(Exercise data)

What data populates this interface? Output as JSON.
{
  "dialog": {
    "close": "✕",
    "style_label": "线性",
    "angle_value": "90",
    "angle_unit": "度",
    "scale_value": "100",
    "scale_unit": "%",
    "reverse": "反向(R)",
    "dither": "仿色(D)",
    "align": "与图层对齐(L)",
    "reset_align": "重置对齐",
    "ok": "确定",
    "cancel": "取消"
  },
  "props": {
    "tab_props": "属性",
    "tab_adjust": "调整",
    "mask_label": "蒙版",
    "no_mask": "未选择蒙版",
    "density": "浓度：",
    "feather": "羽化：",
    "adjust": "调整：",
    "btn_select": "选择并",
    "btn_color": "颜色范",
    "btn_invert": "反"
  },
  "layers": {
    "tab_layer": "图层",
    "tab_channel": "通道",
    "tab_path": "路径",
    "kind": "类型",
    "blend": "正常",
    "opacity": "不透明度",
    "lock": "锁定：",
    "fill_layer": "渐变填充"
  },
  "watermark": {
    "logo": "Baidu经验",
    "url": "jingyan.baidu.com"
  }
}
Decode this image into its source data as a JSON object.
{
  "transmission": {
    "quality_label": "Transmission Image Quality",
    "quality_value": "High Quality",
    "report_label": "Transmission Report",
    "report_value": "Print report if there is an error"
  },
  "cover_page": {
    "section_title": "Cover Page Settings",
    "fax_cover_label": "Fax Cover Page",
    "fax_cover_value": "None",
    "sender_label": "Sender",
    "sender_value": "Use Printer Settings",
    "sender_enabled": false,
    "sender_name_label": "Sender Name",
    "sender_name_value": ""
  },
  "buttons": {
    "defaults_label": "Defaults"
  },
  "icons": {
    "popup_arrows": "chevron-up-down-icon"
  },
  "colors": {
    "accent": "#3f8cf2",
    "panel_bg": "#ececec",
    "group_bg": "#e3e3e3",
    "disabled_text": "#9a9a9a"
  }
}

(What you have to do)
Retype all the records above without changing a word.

(Response to the exercise)
What data populates this interface? Output as JSON.
{
  "dialog": {
    "close": "✕",
    "style_label": "线性",
    "angle_value": "90",
    "angle_unit": "度",
    "scale_value": "100",
    "scale_unit": "%",
    "reverse": "反向(R)",
    "dither": "仿色(D)",
    "align": "与图层对齐(L)",
    "reset_align": "重置对齐",
    "ok": "确定",
    "cancel": "取消"
  },
  "props": {
    "tab_props": "属性",
    "tab_adjust": "调整",
    "mask_label": "蒙版",
    "no_mask": "未选择蒙版",
    "density": "浓度：",
    "feather": "羽化：",
    "adjust": "调整：",
    "btn_select": "选择并",
    "btn_color": "颜色范",
    "btn_invert": "反"
  },
  "layers": {
    "tab_layer": "图层",
    "tab_channel": "通道",
    "tab_path": "路径",
    "kind": "类型",
    "blend": "正常",
    "opacity": "不透明度",
    "lock": "锁定：",
    "fill_layer": "渐变填充"
  },
  "watermark": {
    "logo": "Baidu经验",
    "url": "jingyan.baidu.com"
  }
}
Decode this image into its source data as a JSON object.
{
  "transmission": {
    "quality_label": "Transmission Image Quality",
    "quality_value": "High Quality",
    "report_label": "Transmission Report",
    "report_value": "Print report if there is an error"
  },
  "cover_page": {
    "section_title": "Cover Page Settings",
    "fax_cover_label": "Fax Cover Page",
    "fax_cover_value": "None",
    "sender_label": "Sender",
    "sender_value": "Use Printer Settings",
    "sender_enabled": false,
    "sender_name_label": "Sender Name",
    "sender_name_value": ""
  },
  "buttons": {
    "defaults_label": "Defaults"
  },
  "icons": {
    "popup_arrows": "chevron-up-down-icon"
  },
  "colors": {
    "accent": "#3f8cf2",
    "panel_bg": "#ececec",
    "group_bg": "#e3e3e3",
    "disabled_text": "#9a9a9a"
  }
}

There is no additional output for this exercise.